(To execute and explore the following code, click on the "load" button. The result will be conveniently displayed in the box on the below of the code example)

from pyweb import pydom

# Creating an element directly from pydom creates an unbounded element.
new_div = pydom.create("div")

# Creating an element from another element automatically creates that element
# as a child of the original element
new_p = new_div.create("p", classes=["code-description"], html="Ciao PyScripters!")

# elements can be appended to any other element on the page
Result will go here

For more details about pydom.create please refer to its reference documentation.

Setting the content of an element

The Element interface offers 2 main ways to set an element content: the html and the content attributes:

  • content: sets the innerHTML field via the PyScript display function. This takes care of properly rendering the object being passed based on the object mimetype. So, for instance, if the objects is an image, it'll be properly rendered on the element
  • html: directly sets the innerHTML field of the underlying element without attemnpting any conversion.

In general, we suggest using content directly as it'll take care of most use cases without requiring any extra logic from the user.

Changing the element style

Elements have a style attribute that can be used to change the element style rules. The style attribyte can be used as a dictionary and, to set a style rule for the element, simply set the correct key on the .style attribute. For instance, the following code changes the background color of the element just created in the example above:["background-color"] = "yellow"

to remove a specific style key, simply use the pop method as you'd to to remove a key from a dictionary:"background-color")

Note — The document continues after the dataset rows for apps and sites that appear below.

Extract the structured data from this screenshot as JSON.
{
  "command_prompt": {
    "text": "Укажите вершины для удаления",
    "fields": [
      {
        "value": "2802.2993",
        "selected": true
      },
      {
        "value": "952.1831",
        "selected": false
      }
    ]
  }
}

In addition to the dictionary interface to explicitly set CSS rules, the style attribute also offers a convenient visible property that can be use show/hide an element. = False

Other useful aspects of the Element API

  • append: method to append a new child to the element.
  • children: list of the children of the element.
  • value: allows to set the value attribute of an element.
  • clone: method that creates a clone of the element. NODE: The clone elements will not be attached to any element.
  • show_me: method to scroll the page to where the element is placed.


Element Collections represent a collection of elements typically returned from a query. For instance:

paragraphs = pydom['p']

In the example above, paragraphs is an ElementCollection that maps to all p elements in the page.

As any collections, ElementCollection can be used to iterate over a collection of elements or to pick specific elements or slices of elements in the collection. For instance:

for element in paragraphs: 

# let's now display only the last 2 elements
for element in paragraphs[-2:]:

Interacting with an ElementCollection

Besides from allowing operations as an iterable object, ElementCollection objects also offer a few convenient methods to directly interact with th elements in the collection. For instance, it's possible to ask for specific attributes of the elements in the collection directly:


The example above displays a list with the value of the html attribute for all the elements in the paragraphs collection.

The same way we can read attributes, we can also set an attribute directly in the collection. For instance, you can directly set the html content of all the elements in the collection

# This will change the text of all H1 elements in the page
pydom['h1'].html = "That's cool :)"

or perhaps change their style['background-color'] = 'lightyellow'

ElementCollection currently support the following attributes:

  • style: just like in Element, this proxy attribute can be used to change the style of the elements in a collection by setting the proper CSS rules, using style with the same API as a dictionary.
  • html: allows to change the html attribute on all the elements of a collection.
  • value: allows to change the value attribute on all the elements of a collection.